Youth network rethinks its mandate in a rapidly changing Europe

تم النشر: 23 أبريل 2012 16:22 CET

By Giovanni Zambello in Bulgaria

Eighty-one representatives from 41 national Red Cross and Red Crescent societies from Europe gathered last week in Lozen, Bulgaria, for the 20th European Youth Cooperation Meeting (EYCM), the biennial meeting of European Red Cross Red Crescent youth leaders.

Established in 1978 as a meeting of European Youth Directors to promote discussion and experience sharing, this year the EYCM went way beyond its original purpose. Youth representatives attending the four-day-long meeting were asked to reflect on the status quo regarding the network to which they belong, and to analyse its purpose and mandate to see if it is still relevant.

“The recently-approved IFRC Youth Policy clearly states that regional networks play a key role in promoting youth leadership,” said Flavio Ronzi, IFRC Youth Delegate in the Europe zone office. “However, the terms of reference for the network have not been updated in more than five years. Since then, we’ve had the adoption of the Youth Declaration, Strategy 2020, as well as the Youth and Volunteering Policies, which by themselves represent huge developments and changes within the universe of Red Cross Red Crescent Youth, and must be reflected in the network’s mission, strategy and plan of action.”

Heather Fitzke has been working on developing new volunteering opportunities for young people in the British Red Cross for the last two years. “I think the primary role of the European Red Cross Red Crescent Youth network is for National Societies to share experiences and ideas, but also to reflect upon what we are all doing, to make sure that we have a shared purpose and a powerful voice,” she said. “Only if we keep having a relevant scope and take actions based on existing needs in member National Societies, can we call ourselves a network. Otherwise we will just keep perpetuating ourselves for the sake of it.”
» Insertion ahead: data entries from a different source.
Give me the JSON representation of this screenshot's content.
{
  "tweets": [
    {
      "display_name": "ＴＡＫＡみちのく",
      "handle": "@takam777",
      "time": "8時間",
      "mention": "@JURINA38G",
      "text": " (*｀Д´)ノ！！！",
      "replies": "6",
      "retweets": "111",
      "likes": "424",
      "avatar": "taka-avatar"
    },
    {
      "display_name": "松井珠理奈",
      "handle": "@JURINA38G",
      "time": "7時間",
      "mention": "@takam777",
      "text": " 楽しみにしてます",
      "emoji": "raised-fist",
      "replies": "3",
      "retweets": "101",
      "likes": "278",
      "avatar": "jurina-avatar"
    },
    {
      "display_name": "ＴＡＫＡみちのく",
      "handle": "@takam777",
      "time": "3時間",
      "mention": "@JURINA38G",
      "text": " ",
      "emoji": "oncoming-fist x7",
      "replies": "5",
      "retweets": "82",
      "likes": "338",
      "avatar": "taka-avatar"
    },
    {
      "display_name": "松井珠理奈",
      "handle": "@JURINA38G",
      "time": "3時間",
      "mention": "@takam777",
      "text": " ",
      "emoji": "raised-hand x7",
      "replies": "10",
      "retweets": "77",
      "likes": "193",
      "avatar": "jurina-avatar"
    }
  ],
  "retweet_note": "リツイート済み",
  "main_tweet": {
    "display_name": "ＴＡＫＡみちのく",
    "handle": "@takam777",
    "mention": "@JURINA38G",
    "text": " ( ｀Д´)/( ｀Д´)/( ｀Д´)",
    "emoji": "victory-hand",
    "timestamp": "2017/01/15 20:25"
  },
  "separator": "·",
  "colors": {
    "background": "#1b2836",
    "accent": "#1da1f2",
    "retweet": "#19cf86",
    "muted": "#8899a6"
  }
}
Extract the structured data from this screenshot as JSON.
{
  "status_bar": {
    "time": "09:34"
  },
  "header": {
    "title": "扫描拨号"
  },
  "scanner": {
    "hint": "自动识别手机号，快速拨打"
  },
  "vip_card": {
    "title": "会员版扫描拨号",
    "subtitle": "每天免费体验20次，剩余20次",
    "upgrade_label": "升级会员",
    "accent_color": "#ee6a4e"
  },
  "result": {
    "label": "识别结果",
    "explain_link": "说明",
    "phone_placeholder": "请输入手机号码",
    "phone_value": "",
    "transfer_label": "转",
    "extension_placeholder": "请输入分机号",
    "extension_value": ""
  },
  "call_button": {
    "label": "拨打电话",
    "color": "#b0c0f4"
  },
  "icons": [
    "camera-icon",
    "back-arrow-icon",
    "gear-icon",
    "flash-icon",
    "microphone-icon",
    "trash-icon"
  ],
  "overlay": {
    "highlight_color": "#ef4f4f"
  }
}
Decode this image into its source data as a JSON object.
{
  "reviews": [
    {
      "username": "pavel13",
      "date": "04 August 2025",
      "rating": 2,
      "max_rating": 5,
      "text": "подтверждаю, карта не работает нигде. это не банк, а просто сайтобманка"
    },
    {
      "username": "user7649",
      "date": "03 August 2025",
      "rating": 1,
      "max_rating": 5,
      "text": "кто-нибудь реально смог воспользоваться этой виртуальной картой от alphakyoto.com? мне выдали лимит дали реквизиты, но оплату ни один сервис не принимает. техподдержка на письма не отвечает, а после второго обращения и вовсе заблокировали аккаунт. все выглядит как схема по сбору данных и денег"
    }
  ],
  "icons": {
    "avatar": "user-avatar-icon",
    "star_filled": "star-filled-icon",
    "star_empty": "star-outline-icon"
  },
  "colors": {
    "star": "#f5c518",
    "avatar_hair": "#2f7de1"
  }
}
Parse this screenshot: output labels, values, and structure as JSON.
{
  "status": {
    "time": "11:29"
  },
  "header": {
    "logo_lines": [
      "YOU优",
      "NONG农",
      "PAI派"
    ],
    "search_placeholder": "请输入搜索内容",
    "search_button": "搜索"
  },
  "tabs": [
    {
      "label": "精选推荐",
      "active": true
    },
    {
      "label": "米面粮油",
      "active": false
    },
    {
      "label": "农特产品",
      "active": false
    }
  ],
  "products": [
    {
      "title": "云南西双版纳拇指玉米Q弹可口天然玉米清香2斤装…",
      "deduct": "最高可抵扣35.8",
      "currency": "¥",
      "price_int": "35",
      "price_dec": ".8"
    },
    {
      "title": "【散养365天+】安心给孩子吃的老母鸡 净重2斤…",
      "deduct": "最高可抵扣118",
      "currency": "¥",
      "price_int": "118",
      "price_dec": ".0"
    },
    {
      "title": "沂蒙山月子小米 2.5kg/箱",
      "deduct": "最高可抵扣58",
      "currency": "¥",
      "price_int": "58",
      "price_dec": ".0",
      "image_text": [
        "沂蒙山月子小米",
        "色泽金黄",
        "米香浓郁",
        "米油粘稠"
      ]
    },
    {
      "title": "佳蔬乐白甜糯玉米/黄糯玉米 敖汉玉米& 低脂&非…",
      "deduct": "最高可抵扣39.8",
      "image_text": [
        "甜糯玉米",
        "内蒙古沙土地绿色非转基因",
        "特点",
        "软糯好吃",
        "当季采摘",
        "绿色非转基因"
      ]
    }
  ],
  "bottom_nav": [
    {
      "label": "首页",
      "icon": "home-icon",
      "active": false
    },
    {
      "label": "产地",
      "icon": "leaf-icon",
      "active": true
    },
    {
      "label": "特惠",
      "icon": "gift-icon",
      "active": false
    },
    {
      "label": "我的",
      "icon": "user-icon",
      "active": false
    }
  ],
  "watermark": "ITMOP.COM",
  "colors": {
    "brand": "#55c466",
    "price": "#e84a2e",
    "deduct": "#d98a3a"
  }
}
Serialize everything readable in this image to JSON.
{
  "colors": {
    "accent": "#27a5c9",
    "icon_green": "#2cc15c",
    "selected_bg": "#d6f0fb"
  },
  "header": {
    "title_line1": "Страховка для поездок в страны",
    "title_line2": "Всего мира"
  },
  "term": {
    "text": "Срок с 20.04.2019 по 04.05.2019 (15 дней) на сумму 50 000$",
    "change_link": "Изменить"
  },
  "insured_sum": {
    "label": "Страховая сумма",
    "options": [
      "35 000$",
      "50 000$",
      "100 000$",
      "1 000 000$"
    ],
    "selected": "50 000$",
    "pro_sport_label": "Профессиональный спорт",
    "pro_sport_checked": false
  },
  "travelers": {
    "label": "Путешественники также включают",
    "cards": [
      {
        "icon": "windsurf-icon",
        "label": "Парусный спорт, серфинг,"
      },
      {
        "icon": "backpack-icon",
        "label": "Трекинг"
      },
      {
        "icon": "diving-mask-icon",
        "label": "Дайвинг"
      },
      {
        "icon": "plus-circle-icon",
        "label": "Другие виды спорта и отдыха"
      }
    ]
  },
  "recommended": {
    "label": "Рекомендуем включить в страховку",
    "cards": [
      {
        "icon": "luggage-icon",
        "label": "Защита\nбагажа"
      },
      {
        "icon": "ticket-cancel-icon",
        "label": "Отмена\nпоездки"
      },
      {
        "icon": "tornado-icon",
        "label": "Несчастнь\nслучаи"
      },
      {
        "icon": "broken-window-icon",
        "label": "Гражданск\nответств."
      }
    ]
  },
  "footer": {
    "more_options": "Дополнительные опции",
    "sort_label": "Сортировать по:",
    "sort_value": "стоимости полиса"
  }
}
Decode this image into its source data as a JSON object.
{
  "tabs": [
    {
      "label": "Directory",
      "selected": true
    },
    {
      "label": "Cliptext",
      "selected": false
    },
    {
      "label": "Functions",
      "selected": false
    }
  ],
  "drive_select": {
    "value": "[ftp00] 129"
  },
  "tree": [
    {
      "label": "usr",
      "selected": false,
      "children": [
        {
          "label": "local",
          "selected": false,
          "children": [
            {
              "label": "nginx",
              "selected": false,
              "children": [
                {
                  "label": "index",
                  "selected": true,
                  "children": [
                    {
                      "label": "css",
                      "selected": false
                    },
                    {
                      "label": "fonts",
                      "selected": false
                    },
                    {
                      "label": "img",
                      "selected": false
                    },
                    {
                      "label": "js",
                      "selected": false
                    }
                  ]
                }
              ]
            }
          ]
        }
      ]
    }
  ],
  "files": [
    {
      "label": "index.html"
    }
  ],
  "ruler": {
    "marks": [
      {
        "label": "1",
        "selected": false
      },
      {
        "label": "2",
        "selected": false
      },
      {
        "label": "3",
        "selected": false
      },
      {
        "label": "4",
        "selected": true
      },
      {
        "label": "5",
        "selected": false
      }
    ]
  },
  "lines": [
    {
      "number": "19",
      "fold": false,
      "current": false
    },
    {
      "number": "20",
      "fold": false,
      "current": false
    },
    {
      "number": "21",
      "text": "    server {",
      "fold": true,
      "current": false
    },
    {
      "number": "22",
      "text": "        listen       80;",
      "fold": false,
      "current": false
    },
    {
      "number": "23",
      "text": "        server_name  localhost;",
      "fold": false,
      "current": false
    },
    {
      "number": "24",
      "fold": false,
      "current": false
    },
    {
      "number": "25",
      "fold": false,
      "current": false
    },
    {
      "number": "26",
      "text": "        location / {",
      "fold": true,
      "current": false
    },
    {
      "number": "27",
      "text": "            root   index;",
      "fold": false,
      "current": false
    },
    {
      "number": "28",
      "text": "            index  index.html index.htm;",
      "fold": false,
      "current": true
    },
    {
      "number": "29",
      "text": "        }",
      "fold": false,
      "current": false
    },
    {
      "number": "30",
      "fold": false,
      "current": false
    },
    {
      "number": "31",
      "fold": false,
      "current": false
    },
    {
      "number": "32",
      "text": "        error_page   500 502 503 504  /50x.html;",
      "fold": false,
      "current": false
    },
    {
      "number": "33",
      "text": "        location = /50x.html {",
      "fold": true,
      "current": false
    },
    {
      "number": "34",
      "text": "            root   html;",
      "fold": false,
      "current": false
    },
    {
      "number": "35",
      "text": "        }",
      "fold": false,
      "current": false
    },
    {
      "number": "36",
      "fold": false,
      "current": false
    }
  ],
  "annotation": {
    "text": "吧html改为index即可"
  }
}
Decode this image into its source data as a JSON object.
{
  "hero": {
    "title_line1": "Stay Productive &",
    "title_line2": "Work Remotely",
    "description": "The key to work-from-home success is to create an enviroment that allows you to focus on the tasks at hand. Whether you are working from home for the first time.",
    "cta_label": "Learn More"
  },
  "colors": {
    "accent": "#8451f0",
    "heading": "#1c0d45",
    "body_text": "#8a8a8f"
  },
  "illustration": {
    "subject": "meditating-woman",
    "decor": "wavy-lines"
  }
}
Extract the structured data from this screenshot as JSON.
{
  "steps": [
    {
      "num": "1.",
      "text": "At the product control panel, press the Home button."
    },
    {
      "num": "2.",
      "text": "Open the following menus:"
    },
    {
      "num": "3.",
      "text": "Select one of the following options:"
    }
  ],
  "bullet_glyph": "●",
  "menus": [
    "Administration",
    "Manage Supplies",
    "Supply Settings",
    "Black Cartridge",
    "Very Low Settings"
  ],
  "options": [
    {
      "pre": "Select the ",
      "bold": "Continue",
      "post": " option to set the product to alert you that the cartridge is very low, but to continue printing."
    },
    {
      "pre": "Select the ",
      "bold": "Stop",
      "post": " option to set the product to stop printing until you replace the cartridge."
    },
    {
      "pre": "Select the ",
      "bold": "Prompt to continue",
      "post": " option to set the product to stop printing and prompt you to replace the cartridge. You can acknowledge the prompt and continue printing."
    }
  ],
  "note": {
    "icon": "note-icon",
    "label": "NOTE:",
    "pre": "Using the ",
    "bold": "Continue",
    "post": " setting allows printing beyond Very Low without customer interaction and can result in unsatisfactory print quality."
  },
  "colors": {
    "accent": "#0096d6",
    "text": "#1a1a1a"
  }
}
Most recently, the British Red Cross has been working on increasing the role of young people in decision making, with a strong focus on social media which, through a virtual youth advisory panel, tries to reach out to young volunteers and calls on them to make their voices heard in important decisions and events, such as the IFRC General Assembly.

“I think that good practices like this can inspire other National Societies’ youth within the network and empower them to overcome similar weaknesses in their national contexts,” Heather said.

Through brainstorming the existing strengths and weaknesses of the network, group discussions and team activities, youth representatives at the meeting worked on rethinking the mission of the network, updating its terms of reference and identifyng the priorities that will feed into the network’s strategy and plan of action up to 2014.

"When I joined my National Society, the internet was still not widely used and there were very few online tools available," said Marine Ronzi, who works as youth focal point in the Monaco Red Cross. “Since then, bridging the digital divide became one of our top priorities and with the new communications tools that we developed, we are now proud to show some good results in terms of new youth volunteers that have joined the Monaco Red Cross, and new donors that are supporting us.”

“The digital divide is still a reality in many countries and National Societies in the Europe zone, and I believe that we as innovators and fast-learners, can play a crucial role to share much needed knowledge of information and communication technologies and help bridge this gap. Our Youth network represents an invaluable platform to share such knowledge and learn from one another. But for the network to keep existing and working effectively, it is time for us to take stock of what we have been a able to achieve through it, and adapt ourselves to meet the new and emerging humanitarian needs of a fast changing Europe.”